Math-The language of patterns
“Dad, look! A car shaped cloud”. The four-year old’s excitement went unnoticed by his dad. He is in a hurry to drop his son off at school and then rush to his office. He is visibly irritated with all the traffic on the road, honking of the cars, and the dust. “What’s with Mondays and people getting blues about it. Everyone seems to be in a bad mood. God! Mondays are so annoying”, he just was thinking to himself. The next weekend is not until 5 more days. He somehow has to drag himself through the week to the other end when he can enjoy some peace. The watch on the dashboard was signalling ten minutes past eight. He knows that the watch is set 15 minutes faster than the correct time and it is actually just five minutes to eight right now. So, he still has enough time to drop his son and reach office by eight thirty.
Isn’t this a common scene in most of our lives?

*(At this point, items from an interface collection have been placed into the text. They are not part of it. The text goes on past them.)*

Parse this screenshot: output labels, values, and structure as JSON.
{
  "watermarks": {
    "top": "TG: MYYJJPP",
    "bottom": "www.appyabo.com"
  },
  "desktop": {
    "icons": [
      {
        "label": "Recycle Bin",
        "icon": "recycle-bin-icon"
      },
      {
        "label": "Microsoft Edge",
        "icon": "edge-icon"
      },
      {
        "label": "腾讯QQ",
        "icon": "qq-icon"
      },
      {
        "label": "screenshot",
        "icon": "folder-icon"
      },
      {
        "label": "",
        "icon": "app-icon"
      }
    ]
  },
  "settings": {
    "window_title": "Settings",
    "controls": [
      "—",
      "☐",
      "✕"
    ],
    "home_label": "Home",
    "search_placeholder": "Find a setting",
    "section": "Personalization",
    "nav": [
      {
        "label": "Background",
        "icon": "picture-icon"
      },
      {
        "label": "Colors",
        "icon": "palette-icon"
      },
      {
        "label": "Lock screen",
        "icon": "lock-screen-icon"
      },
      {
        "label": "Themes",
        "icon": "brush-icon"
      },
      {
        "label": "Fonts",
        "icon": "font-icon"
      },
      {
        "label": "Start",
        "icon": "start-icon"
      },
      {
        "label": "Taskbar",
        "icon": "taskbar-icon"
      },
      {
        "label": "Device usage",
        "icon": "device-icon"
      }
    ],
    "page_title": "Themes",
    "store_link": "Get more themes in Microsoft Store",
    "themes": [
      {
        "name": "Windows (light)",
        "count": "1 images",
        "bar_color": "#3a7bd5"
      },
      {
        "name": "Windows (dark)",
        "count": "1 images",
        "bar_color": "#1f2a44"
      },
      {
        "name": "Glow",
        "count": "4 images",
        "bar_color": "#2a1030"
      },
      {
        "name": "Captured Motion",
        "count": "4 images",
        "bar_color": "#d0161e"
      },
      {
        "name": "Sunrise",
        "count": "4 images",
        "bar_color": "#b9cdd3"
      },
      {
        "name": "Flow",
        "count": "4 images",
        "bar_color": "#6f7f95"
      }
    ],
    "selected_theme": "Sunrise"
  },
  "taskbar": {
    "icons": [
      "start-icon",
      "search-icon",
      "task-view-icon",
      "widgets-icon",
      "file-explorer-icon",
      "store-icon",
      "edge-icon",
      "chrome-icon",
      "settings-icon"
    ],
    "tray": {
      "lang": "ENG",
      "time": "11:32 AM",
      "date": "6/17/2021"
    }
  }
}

But let’s look at some basic observations here. Why does the boy see it as a car shaped cloud and not just a cloud? Why should people get worried about a Monday and not a Thursday? Why do we always count time until the next weekend? Why do people set their watches faster when they know and calculate the right time despite that?
The answer is quite simple. We are wired to seek patterns in everything around us. Whether it is physical shapes, time, or space. Our natural tendency is to convert any abstract information into known patterns and then perceive them using our existing mind maps about the world. This is true for everything that we learn from how to walk to how to learn complex concepts in various domains that we are interested in.
Now, let us apply this idea to how we perceive math. By nature, math is a language of repeated patterns. All the theorems and concepts that we learn from school until the time we graduate are all patterns that repeated themselves. For example, Pythagorean Triplets are three sides of a triangle that repeatedly fit a pattern if the triangle happened to be right-angled; progressions are a series of numbers that repeatedly occur in a specific pattern for a given condition.
Shouldn’t we be left alone to explore patterns like these and learn from the maps we make? Why is it that we are forced to learn math as a series of factoids that have no pattern? This method of forcing the abstract ideas by discounting the obvious patterns that they occur in makes math a dull and boring subject to learn.
The “Nash Equilibrium” that earned John Forbes Nash Jr. a Nobel prize in economics for his contributions to game theory, Alan Turing’s breakthrough on deciphering the code for Enigma during second world war which aided in a somewhat positive outcome to end the war; and even the proof of sum of n natural numbers is “-1/12” submitted by Srinivas Ramanujan to his mentor Dr. Hardy in Cambridge university are all classic examples of how seeking patterns in mathematics will lead to solving unsolved problems.
Most of the extraordinary mathematicians had someone who recognized and supported their ability to see and explore patterns. Those are some examples of the mathematicians from pop-culture, but if you dig deeper, you will find that all patrons of math have become so, because they got a chance to wonder, explore and discover the patterns themselves.
So, here’s the closing thought: Go out there and find mathematical patterns in the most mundane things. Savour the taste of those orderly structures from the chaos of life. Who knows, you may stumble upon on a pattern that has never been seen before.